5 Written Questions
5 Matching Questions
- What is the rule for naming winds?
- What is the ITCZ?
- What do low pressure cells tend to do?
- What is an isopleth?
- a An isopleth is a line on a weather chart that represents an equal value of some quantity.
- b The wind direction is always reported as the direction from which the wind is blowing. Winds which blow from the west, for example, are westerlies. They blow towards the east. Winds which blow from the south are called southerlies. They blow towards the north.
- c Equal wind speed.
- d Low pressure cells tend to ascend and converge.
- e The ITCZ stands for the Intertropical Convergence Zone, which is the area along the equator where a discontinuous series of thunderstorms occurs, due to the uplift caused by the convergence of winds and solar heating of the ground along the equator.
5 Multiple Choice Questions
- Equal elevation.
- An isoline connecting all points of highest mean temperature.
The Coriolis Effect deflects winds fro ma straight line in relation to the Earth's rotating surface. Earth's rotation adds the Coriolis Effects and a "twist" to air movements. In the Northern Hemisphere, winds are deflected to the right, or the east. In the Southern Hemisphere, winds are deflected to the left, or the west.
- The Polar High Pressure consists of polar easterlies and the Antarctic High pressure area.

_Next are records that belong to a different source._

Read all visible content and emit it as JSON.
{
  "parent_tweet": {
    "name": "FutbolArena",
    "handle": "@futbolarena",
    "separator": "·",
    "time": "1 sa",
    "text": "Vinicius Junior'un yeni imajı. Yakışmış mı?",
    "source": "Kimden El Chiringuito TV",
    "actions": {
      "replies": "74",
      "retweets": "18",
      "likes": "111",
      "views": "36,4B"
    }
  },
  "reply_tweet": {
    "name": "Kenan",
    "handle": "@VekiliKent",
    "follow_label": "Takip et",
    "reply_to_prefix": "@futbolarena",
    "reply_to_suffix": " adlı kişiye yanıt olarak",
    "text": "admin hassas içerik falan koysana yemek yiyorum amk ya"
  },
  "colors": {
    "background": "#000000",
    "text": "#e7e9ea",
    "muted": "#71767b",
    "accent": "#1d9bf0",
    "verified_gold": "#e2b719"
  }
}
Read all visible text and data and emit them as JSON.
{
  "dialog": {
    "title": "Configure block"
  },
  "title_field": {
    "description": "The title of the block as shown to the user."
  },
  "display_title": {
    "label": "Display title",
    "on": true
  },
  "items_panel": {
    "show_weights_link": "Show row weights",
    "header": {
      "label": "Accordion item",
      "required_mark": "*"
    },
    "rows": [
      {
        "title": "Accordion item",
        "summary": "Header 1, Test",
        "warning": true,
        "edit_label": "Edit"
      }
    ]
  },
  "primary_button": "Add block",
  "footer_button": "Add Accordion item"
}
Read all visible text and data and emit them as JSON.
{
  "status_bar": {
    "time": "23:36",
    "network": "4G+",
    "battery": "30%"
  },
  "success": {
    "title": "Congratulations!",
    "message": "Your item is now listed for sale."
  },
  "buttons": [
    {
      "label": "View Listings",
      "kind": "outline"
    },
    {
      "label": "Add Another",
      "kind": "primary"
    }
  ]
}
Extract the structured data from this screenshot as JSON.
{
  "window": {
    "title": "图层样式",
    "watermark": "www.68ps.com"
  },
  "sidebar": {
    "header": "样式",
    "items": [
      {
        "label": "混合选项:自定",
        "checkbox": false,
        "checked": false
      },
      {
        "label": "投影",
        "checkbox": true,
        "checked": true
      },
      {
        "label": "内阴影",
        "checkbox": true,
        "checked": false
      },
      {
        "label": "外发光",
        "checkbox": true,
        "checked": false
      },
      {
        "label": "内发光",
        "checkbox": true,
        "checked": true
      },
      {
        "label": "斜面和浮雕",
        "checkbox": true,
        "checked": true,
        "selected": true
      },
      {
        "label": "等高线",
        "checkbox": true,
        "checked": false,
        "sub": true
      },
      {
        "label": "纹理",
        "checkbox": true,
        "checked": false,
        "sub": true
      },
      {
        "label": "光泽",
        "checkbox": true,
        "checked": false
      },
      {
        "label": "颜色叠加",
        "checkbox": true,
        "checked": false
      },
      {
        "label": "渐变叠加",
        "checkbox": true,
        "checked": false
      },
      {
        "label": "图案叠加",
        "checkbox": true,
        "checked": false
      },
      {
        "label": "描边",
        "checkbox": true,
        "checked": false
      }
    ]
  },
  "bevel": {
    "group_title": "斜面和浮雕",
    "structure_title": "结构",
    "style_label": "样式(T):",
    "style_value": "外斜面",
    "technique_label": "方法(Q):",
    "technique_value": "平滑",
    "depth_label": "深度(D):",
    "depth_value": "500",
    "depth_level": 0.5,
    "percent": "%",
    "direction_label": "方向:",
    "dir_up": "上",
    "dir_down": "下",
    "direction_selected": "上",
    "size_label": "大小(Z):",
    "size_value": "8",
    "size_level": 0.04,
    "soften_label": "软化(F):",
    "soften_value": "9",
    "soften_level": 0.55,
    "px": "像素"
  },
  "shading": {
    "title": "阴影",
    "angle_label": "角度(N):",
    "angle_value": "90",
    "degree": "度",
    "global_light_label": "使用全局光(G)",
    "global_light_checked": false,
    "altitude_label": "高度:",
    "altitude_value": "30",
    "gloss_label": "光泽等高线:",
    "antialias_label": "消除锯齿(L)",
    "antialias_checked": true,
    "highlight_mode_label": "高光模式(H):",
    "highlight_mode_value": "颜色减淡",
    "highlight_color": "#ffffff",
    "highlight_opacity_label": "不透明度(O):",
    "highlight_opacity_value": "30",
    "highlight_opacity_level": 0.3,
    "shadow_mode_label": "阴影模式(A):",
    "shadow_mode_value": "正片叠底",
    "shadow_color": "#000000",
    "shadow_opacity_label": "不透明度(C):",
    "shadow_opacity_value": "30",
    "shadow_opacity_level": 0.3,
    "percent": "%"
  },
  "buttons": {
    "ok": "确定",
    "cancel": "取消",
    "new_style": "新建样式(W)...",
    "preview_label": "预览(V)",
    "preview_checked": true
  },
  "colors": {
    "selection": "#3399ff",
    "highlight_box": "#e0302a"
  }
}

- Air pressure tendency is important, along with the air pressure reading on a barometer. Falling air pressure, which corresponds to a decrease in the length of mercury in the column on a mercurial barometer, generally indicates stormy weather.
5 True/False Questions
Describe land-sea breezes. →
Land-sea breezes are driven by the thermal inertia of water. When land and sea receive the same amount of insolation, the land heats up faster than the water. This temperature gradient causes winds to blow. At night, radiational cooling cools the land faster than the water so that the temperature gradient makes a wind blow from land to sea. These breezes also occur for large bodies of water, such as the Great Lakes.
Describe friction forces. →
Friction forces drag winds as they move across various surfaces. This effect decreases with height above a surface, and causes air spiraling out of a high pressure cell to turn clockwise (anticyclone). Air spiraling out of a low pressure cell turns counter-clockwise (cyclone). NOTE that in the Southern Hemisphere, this effect is in reverse: high pressures produce cyclones, and low pressures produce anticyclones.
What does tertiary circulation in the atmosphere entail? → Tertiary circulation is the movement of local high and low pressure cells, and parcels of air will cause local weather patterns, such as the weather patterns of a coastal city that is influenced by the body of water nearby.
How is air pressure measured? → A barometer can measure changes in air pressure. The two types of barometers are the mercurial barometer, which is more accurate but less easily transportable, and the aneroid barometer, which is less accurate but more portable.
Isohyet? → Equal rainfall.